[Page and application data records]
━━━━
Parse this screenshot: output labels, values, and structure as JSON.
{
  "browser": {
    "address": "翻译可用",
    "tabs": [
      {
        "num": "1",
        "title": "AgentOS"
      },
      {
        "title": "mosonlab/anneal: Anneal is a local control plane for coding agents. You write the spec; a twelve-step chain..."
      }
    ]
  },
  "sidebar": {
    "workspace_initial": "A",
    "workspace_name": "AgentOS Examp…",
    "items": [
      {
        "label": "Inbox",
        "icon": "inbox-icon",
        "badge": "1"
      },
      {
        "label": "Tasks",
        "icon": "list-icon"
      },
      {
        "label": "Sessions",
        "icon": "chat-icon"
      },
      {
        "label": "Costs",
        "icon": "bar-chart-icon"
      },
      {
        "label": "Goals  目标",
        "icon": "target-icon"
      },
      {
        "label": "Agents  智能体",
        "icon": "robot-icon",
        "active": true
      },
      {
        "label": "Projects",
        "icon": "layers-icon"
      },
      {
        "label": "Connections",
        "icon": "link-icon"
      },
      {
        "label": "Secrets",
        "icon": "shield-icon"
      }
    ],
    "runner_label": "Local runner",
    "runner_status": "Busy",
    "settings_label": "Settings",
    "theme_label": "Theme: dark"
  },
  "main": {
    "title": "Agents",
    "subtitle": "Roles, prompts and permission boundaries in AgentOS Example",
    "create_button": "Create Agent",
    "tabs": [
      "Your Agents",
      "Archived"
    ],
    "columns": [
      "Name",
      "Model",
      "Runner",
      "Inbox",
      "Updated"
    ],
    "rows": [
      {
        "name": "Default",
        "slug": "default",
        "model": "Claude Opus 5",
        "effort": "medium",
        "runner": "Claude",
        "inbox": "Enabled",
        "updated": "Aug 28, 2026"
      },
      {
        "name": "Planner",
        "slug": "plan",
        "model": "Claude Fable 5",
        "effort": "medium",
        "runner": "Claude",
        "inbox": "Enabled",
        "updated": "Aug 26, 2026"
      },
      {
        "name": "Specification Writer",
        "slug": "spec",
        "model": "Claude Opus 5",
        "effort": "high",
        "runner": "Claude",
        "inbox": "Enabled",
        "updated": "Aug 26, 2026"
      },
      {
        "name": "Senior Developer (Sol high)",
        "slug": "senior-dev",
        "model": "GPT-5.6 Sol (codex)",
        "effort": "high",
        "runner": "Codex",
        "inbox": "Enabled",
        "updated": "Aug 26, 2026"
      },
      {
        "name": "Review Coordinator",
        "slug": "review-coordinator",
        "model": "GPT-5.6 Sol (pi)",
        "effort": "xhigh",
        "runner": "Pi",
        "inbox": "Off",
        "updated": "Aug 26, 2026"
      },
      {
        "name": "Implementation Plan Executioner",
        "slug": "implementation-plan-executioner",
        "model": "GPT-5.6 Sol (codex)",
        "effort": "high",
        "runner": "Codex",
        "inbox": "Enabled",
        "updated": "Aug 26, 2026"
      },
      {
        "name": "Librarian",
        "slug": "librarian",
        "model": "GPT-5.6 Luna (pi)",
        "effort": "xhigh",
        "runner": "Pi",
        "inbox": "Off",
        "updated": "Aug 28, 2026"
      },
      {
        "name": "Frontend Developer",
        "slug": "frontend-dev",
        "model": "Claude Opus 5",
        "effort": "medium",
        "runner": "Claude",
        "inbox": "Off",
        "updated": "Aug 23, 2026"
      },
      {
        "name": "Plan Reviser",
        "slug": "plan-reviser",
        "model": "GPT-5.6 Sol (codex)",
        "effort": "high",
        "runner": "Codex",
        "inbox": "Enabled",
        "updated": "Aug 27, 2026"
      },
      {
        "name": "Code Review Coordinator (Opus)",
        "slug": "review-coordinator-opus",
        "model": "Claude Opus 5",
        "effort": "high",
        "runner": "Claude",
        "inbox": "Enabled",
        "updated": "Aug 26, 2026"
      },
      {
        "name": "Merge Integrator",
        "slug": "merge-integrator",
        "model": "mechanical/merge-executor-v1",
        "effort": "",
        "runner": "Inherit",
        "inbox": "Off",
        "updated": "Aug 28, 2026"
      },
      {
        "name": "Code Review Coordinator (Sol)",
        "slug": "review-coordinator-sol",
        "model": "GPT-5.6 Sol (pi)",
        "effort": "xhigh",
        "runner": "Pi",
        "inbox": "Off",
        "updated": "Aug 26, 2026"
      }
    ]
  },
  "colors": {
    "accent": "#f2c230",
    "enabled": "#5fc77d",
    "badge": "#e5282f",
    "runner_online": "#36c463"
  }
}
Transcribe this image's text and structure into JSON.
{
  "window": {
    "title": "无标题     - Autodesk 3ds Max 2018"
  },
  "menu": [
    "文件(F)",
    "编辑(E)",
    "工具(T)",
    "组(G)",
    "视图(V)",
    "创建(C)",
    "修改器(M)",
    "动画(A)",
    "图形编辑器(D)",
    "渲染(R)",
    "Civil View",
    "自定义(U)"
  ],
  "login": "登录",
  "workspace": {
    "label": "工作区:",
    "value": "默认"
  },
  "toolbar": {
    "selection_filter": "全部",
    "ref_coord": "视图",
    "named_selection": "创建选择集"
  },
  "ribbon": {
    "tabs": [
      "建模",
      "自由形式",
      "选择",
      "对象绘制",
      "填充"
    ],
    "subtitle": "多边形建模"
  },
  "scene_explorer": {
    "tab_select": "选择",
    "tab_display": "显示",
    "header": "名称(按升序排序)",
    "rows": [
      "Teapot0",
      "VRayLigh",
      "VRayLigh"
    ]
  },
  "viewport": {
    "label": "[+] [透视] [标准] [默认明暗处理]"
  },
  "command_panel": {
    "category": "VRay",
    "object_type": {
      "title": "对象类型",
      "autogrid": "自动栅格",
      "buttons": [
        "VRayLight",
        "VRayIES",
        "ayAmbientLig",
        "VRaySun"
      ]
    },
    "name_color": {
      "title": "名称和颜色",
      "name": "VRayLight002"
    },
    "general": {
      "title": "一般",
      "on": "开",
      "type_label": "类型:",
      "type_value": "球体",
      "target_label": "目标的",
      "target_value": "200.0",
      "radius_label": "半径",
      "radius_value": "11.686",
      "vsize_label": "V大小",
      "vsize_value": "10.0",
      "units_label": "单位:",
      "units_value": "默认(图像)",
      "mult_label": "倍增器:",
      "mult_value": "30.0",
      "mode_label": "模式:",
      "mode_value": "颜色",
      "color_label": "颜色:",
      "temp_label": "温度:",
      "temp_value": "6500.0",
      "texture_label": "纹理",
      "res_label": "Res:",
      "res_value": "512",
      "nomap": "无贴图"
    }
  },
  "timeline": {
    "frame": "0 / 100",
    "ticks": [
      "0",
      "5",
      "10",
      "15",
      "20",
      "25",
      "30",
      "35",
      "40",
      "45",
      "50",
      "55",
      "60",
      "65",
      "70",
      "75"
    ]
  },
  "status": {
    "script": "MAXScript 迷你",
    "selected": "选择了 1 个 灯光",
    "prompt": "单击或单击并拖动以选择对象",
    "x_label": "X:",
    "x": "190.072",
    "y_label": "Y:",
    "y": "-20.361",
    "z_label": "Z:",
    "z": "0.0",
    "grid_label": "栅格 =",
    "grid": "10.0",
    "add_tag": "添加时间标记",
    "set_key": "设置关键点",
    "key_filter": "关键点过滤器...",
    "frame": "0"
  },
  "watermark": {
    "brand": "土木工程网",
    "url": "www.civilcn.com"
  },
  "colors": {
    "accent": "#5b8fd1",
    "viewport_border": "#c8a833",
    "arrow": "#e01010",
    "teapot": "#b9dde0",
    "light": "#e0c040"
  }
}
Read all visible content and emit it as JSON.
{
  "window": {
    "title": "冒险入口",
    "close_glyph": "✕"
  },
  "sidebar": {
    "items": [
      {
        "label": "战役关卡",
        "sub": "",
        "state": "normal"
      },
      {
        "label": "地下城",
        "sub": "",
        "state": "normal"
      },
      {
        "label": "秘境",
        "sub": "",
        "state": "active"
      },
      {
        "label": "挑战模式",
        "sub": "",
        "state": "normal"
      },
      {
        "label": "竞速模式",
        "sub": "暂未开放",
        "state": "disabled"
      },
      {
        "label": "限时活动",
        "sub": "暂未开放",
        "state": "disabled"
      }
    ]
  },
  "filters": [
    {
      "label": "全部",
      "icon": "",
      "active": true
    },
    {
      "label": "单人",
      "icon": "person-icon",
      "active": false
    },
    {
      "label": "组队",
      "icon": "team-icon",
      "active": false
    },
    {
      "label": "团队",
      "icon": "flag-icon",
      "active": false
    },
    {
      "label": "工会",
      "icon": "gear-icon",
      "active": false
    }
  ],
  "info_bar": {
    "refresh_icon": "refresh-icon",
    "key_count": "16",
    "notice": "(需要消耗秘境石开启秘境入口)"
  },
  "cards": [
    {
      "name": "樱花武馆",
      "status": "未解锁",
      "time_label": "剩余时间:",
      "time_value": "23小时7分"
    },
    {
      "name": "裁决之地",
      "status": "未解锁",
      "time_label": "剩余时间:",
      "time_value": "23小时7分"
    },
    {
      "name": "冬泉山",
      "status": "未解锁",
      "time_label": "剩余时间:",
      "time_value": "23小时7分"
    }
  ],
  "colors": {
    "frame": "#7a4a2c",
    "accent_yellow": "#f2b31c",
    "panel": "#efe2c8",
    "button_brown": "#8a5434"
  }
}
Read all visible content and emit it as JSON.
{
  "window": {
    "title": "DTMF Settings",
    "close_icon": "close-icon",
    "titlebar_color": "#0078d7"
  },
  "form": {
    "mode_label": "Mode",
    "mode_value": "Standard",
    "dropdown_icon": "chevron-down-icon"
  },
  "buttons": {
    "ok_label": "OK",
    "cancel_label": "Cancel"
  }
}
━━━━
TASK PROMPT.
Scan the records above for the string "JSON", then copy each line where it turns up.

ANSWER SECTION.
Parse this screenshot: output labels, values, and structure as JSON.
Transcribe this image's text and structure into JSON.
Read all visible content and emit it as JSON.
Read all visible content and emit it as JSON.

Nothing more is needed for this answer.